On February 9, 1987, the day before his appearance before the Tower Commission, Mr. McFarlane swallowed 30 Valium pills and fell asleep next to his wife. She found him unconscious in the morning and called a doctor friend, who saved him. He was then hospitalized for psychiatric treatment.
During the first interview after his suicide attempt, Mr. McFarlane told the New York Times“What really despaired me was the feeling of having let the country down. If I had stayed in the White House, I’m sure I could have stopped things from getting worse.
When he recovered, Mr. McFarlane testified before congressional committees, often contradicting the briefs of others in the White House and the National Security Council. It was not until March 1988, after negotiations led by his attorney, Leonard Garment, with Iran-contra special prosecutor Lawrence Walsh, that Mr. McFarlane pleaded guilty to four counts and a grand jury charged North and Poindexter.
Mr. McFarlane has admitted hiding information from Congress on four occasions, concealing secret White House support for the contras. On March 3, 1989, he received a two-year suspended prison sentence and a $5,000 fine for each of four misdemeanor counts. He was sentenced to perform 200 hours of community service, but he could have received a maximum of four years in prison and fines of $400,000.
Prior to his sentencing, Mr McFarlane told the court: “It is clear that this episode in the country’s history has created enormous upheaval in the processes of our country, and to the extent that I have contributed to it, I regret. I am proud to have served my country.
In 1992, he was pardoned by President George HW Bush, along with Weinberger, former Assistant Secretary of State Elliott Abrams, and three former CIA officials. North’s 1989 conviction on criminal charges stemming from the case was overturned on a technicality and he was never retried.
Robert Carl McFarlane was born in Washington on July 12, 1937. At the time, his father, William, represented Texas as a Democrat in the United States House of Representatives.
He graduated in 1959 from the Naval Academy and served two combat missions in Vietnam. In 1967, he obtained a master’s degree in strategic studies at the University of Geneva in Switzerland. In 1959 Mr. McFarlane married Jonda Riley. In addition to his wife, survivors include three children, two sisters and eight grandchildren.
After the Iran-Contra affair, Mr. McFarlane launched an international consultancy business. He made headlines again in 2009 when the government of Sudan sought help from the Obama administration to lift sanctions. Omar Hassan Bashir, who was president at the time and later ousted in a military coup in 2019, has been charged by the International Criminal Court with genocide and war crimes related to the conflict in Darfur.
Sudanese officials helped arrange a $1.3 million deal between Mr. McFarlane and the government of Qatar, The Washington Post reported. Mr McFarlane met with Sudanese intelligence officials in Middle Eastern capitals, where he insisted he would not work directly for Sudan, but only through a third party such as Qatar . Federal investigators investigated but declined to press charges.

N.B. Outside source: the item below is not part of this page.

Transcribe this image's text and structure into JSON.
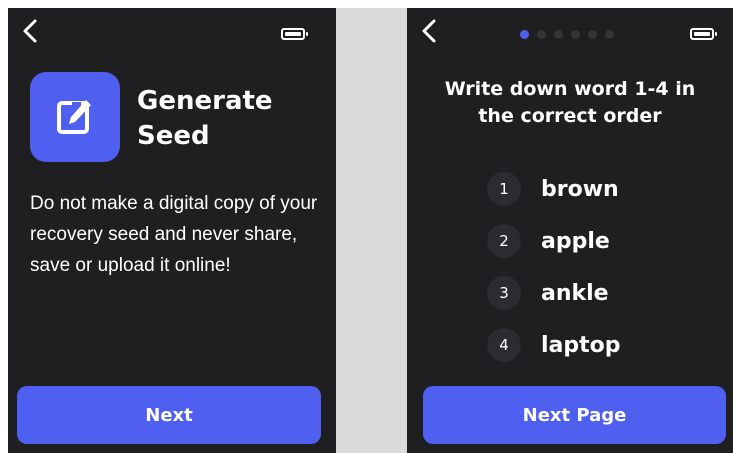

In Washington, Mr. McFarlane has long been considered a man of contradictions: remorseful and defensive about the Iran-contra, soft-spoken and outwardly inscrutable, but actually scathing about what he viewed it as deceit and disloyalty on the part of those whom he felt he had served. a dedicated sailor.
In his 1994 memoir, Mr McFarlane remembered the Iran-Contra as a “sordid episode”. He remained conflicted about the president who “approved every action I ever took” in Iran-contra but who “did not have the moral conviction and the intellectual courage to stand up in our defense and to defend his politics “.